By Cindi McMenamin

If I asked “What makes your husband feel loved?” would you be able to tell me?

Woman inspires her husbandAs I interviewed hundreds of wives for my book, When a Woman Inspires Her Husband, I discovered most wives are more focused on what their husband’s aren’t doing to meet their expectations, than on what they can do to make him feel loved. I, too, was once in that camp. I continued to let my husband know how he was failing to meet all my needs and expectations. I never thought to ask him how I could meet his. Then I decided that if transformation was really going to happen in my marriage, it had to start with me.

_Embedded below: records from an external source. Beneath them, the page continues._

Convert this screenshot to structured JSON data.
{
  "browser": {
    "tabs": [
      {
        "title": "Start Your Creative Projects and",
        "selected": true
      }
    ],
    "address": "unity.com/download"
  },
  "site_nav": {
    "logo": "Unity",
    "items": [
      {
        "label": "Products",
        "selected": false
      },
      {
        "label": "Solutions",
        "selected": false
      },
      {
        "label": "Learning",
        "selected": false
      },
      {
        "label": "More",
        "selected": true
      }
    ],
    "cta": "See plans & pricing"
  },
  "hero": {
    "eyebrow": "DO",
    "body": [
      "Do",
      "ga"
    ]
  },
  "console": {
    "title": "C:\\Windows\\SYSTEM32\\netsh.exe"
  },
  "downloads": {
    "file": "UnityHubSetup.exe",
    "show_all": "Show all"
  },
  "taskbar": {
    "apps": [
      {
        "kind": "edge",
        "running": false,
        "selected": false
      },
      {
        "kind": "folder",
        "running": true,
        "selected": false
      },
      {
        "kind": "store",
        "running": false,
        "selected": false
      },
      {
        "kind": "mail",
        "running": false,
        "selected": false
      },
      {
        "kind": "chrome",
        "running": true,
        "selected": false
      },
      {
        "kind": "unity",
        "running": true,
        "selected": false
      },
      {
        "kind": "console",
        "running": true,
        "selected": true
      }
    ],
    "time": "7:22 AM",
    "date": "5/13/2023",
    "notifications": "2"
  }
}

So I prayed: “God, help me to love him as You do. And as I do that, I trust You will take care of the rest.” God is faithful. He will always bring about transformation when we are willing for it to start with us.  And I’ve found that “Change me, God” is a much more effective prayer than “God, please change my husband.”

As I began to focus on loving my husband as God loves me, God began to turn my husband’s heart around toward me. In other words, the less I complained about what he wasn’t doing and the more I focused on loving him for the sake of loving him (and not to get something out of it),  the more he began showing love to me, as well. Or maybe I just began to notice it more often.  

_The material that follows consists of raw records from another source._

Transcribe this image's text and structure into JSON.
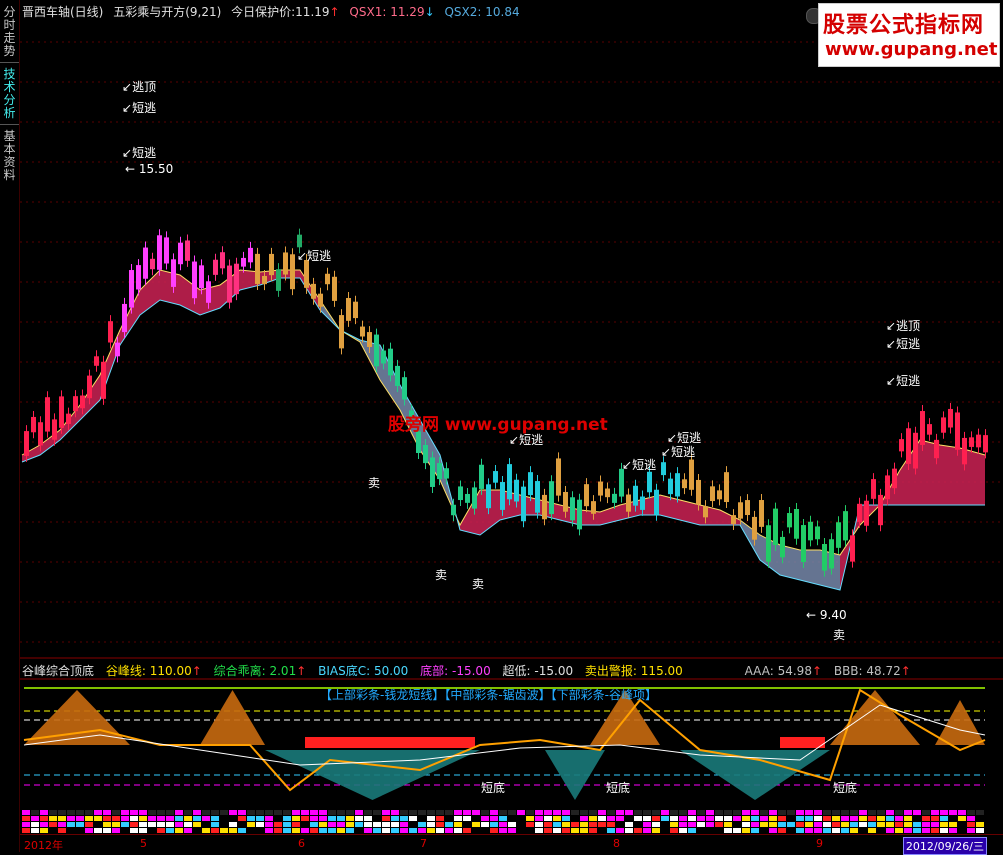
{
  "sidebar": {
    "tabs": [
      {
        "label": "分时走势"
      },
      {
        "label": "技术分析"
      },
      {
        "label": "基本资料"
      }
    ]
  },
  "header": {
    "stock_name": "晋西车轴(日线)",
    "indicator": "五彩乘与开方(9,21)",
    "protect_label": "今日保护价:",
    "protect_value": "11.19",
    "qsx1_label": "QSX1:",
    "qsx1_value": "11.29",
    "qsx2_label": "QSX2:",
    "qsx2_value": "10.84"
  },
  "watermark": {
    "title": "股票公式指标网",
    "url": "www.gupang.net",
    "center": "股旁网 www.gupang.net"
  },
  "annotations": {
    "escape_top": "逃顶",
    "short_escape": "短逃",
    "sell": "卖",
    "high_value": "15.50",
    "low_value": "9.40",
    "short_bottom": "短底"
  },
  "lower_indicator": {
    "name": "谷峰综合顶底",
    "items": [
      {
        "label": "谷峰线:",
        "value": "110.00",
        "color": "#ffe000"
      },
      {
        "label": "综合乖离:",
        "value": "2.01",
        "color": "#22e04a"
      },
      {
        "label": "BIAS底C:",
        "value": "50.00",
        "color": "#4ad8ff"
      },
      {
        "label": "底部:",
        "value": "-15.00",
        "color": "#ff40ff"
      },
      {
        "label": "超低:",
        "value": "-15.00",
        "color": "#e0e0e0"
      },
      {
        "label": "卖出警报:",
        "value": "115.00",
        "color": "#ffe000"
      },
      {
        "label": "AAA:",
        "value": "54.98",
        "color": "#c0c0c0"
      },
      {
        "label": "BBB:",
        "value": "48.72",
        "color": "#c0c0c0"
      }
    ],
    "banner": "【上部彩条-钱龙短线】【中部彩条-锯齿波】【下部彩条-谷峰项】"
  },
  "date_axis": {
    "labels": [
      "2012年",
      "5",
      "6",
      "7",
      "8",
      "9"
    ],
    "current_date": "2012/09/26/三"
  },
  "colors": {
    "up": "#ff2050",
    "down": "#22ccdd",
    "cloud_red": "#cc2255",
    "cloud_gray": "#7788aa",
    "background": "#000000"
  }
}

Regardless of whether he changed or my perspective changed, the fact is that my marriage changed – for the better.  And it can happen in your marriage, too.  This is how you can love your husband as God loves you:

1. Love Him in Spite of His Faults              

When I asked husbands who had been married 10-40 years to tell me what makes them feel loved by their wives, nearly all of them alluded to their wives’ responses to them in light of their own mistakes and failures. Listen to their responses from their hearts:

  • I know she loves me when she upholds my character and personality to others and doesn’t feel the need to apologize for who I am or explain it to others.
  • She shows me she loves me by still being nice to me even when I’m a jerk. 
  • She doesn’t compare me to others; she doesn’t try to change me.
  • By telling me I am a great husband and father and that she is fully satisfied with who I am today and not who she hopes I can be molded into tomorrow.

Your husband does notice when you love and accept him, even when he’s not being so lovable. In fact, he notices it especially when he’s not being so lovable. Your husband may be tough, but he is also tender on the inside. And if you dig deep enough, you will find in him a heart like yours – hoping to be loved and appreciated for who he is, and wanting to be forgiven for the times he blows it.

2. Love Him Sacrificially

Jesus commanded us: “Love each other as I have loved you” (John 15:12). How can our husbands not be encouraged and motivated when we show – and demonstrate – to them, the  kind of love that sacrifices itself for the benefit of others?  Show him the kind of love that says “Not my happiness, but yours.” “Not my preferences, but yours.” “Not my fulfillment, but yours.” 3.

Practice Protective Love  

Throughout the Bible, God demonstrates protective love by continually coming through for His people. He protects His own. Do you have a protective love going on for your husband? Whether he’s a coach, an executive, a supervisor, a teacher, or an employee working under someone else, he has his days, be sure, when he is the target of accusation, the brunt of jokes, the disappointment of others, the one who let the team down.  Those are the days he needs your understanding smile and the reassurance that no matter what anyone else thinks of him, the most important woman in his world still believes he’s her hero.

That’s the kind of protective, reassuring love he needs in order to get back out there and face it all again the next day. In First Corinthians 13:4-8 we are told that godly love "bears all things, believes all things, hopes all things, endures all things” (verse 7, NASB). Does that describe your love for your husband?

Cindi MCindi McMenamin is a national speaker and the author of several books including When Women Walk Alone (more than 100,000 copies sold) When Couples Walk  Together, which she co-authored with her husband, Hugh, and When a Woman Inspires Her Husband, upon which this article is based. For more information about her books or for free resources to improve your marriage connection, see her website: